In rural south-eastern Tanzania, where malaria prevalence has reduced by >60% since 2000, low-to-moderate transmission still persists despite very high coverage with long-lasting insecticidal bednets. Like in most residual transmission …

Targeting residual malaria vectors in areas where long-lasting insecticide treated nets are already widely used

Common malaria interventions, notably insecticidal bed nets have significantly reduced disease, by tackling important malaria mosquitoes, especially those that bite people indoors and rest indoors. However, malaria still causes nearly 430,000 deaths annually, mostly African children. This persistent malaria is increasingly acquired from mosquitoes that bite people outside dwellings, can survive on blood from other vertebrates like cattle, are not readily controlled by indoor interventions like bed nets, and are not easily detectable by existing traps.

residual-malaria-curve-22

Vector surveillance still relies on dangerous and costly methods involving human volunteers; so first, we should introduce simpler, safer and scalable methods. Second, we still do not adequately understand many of these residual mosquitoes, because existing sampling strategies do not capture their atypical behaviours. Lastly, we need more targeted resource allocation, especially since residual transmission is often unevenly distributed. The aim of this project is to develop a low-cost strategy for monitoring densities and transmission activity of residual vector populations that perpetuate malaria transmission in communities where LLINs are widely used, so as to improve targeting of interventions towards elimination. The work also includes demonstrating effective replacement for human volunteers in mosquito surveillance and developing low-cost strategies for large-scale longitudinal monitoring. The field data is then extrapolated using cutting-age mathematical approaches originally developed by theoretical ecologists, to target residual vectors.

Lead Scientists:

Fredros Okumu

Halfan Ngowo

Partners
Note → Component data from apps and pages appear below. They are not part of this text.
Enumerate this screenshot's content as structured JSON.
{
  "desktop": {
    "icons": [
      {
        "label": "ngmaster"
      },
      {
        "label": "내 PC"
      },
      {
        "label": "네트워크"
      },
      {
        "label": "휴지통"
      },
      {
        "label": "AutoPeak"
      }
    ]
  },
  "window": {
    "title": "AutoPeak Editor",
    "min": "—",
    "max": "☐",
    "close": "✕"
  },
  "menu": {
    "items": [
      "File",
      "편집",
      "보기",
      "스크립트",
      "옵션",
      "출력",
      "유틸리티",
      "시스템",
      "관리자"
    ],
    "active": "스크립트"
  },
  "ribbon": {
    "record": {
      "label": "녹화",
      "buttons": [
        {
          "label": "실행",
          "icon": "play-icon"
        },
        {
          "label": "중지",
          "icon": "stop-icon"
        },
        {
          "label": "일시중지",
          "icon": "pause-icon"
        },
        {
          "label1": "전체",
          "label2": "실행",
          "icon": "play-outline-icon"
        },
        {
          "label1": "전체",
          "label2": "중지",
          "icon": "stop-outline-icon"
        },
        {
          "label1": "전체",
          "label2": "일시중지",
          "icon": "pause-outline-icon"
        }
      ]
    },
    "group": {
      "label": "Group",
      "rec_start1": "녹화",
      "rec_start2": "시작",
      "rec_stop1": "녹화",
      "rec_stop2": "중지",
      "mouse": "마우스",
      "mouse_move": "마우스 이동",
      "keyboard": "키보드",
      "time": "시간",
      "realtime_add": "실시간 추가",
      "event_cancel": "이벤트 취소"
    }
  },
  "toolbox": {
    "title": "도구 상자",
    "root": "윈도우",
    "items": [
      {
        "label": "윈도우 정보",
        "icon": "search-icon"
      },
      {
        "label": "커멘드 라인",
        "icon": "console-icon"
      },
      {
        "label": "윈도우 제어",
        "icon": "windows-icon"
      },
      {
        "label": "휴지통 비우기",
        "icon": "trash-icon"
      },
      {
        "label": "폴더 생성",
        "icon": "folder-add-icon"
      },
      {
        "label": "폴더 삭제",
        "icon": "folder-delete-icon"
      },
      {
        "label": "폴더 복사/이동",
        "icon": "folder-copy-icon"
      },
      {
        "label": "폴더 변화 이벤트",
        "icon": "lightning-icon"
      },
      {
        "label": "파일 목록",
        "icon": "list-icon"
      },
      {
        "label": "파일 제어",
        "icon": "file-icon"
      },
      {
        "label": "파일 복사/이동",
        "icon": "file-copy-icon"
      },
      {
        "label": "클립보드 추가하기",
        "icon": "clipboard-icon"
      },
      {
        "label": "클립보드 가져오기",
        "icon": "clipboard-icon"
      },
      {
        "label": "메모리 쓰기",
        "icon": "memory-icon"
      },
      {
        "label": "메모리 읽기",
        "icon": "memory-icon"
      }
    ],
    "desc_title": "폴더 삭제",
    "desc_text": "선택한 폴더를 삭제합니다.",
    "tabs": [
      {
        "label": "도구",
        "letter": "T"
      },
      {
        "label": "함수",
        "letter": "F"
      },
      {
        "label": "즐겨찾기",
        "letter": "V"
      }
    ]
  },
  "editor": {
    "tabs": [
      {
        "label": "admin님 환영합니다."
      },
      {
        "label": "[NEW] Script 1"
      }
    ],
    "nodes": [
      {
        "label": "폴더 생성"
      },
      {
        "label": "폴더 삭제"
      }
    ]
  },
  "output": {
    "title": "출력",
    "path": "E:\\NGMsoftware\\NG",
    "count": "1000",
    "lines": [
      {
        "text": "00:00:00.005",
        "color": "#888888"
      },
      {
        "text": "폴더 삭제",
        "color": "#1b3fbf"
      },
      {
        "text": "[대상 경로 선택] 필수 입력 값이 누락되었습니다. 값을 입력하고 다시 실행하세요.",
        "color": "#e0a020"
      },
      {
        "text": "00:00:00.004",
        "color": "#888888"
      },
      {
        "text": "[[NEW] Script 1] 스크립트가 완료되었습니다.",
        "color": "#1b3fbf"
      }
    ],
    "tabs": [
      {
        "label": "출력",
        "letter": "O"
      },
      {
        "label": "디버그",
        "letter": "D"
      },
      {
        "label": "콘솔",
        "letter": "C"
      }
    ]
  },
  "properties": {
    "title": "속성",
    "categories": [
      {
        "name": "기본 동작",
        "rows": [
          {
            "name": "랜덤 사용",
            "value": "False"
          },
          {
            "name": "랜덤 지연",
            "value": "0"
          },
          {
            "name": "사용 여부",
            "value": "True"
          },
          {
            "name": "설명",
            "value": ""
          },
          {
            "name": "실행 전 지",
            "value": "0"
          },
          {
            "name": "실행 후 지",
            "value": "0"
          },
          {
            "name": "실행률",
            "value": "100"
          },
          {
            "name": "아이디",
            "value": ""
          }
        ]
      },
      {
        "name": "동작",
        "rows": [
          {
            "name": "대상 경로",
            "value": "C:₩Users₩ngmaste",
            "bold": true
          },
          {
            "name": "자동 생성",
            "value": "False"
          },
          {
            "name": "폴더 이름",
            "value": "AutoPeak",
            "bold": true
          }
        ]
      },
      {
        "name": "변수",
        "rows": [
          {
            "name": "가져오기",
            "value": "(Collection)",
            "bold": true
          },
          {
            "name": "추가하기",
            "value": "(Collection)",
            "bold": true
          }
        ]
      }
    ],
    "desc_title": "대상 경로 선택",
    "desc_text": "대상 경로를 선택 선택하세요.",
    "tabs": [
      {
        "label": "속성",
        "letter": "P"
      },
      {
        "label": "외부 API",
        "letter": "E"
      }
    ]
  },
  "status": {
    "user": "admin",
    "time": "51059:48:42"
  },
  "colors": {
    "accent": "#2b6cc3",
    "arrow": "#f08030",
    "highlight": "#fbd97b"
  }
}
Liverpool School of Tropical Medicine
Swiss Tropical and Public Health Insitute
University of Glasgow

Funders

Wellcome Trust

Projects Location

A PIXELBASE DESIGN
© Ifakara Health Institute (IHI), 2016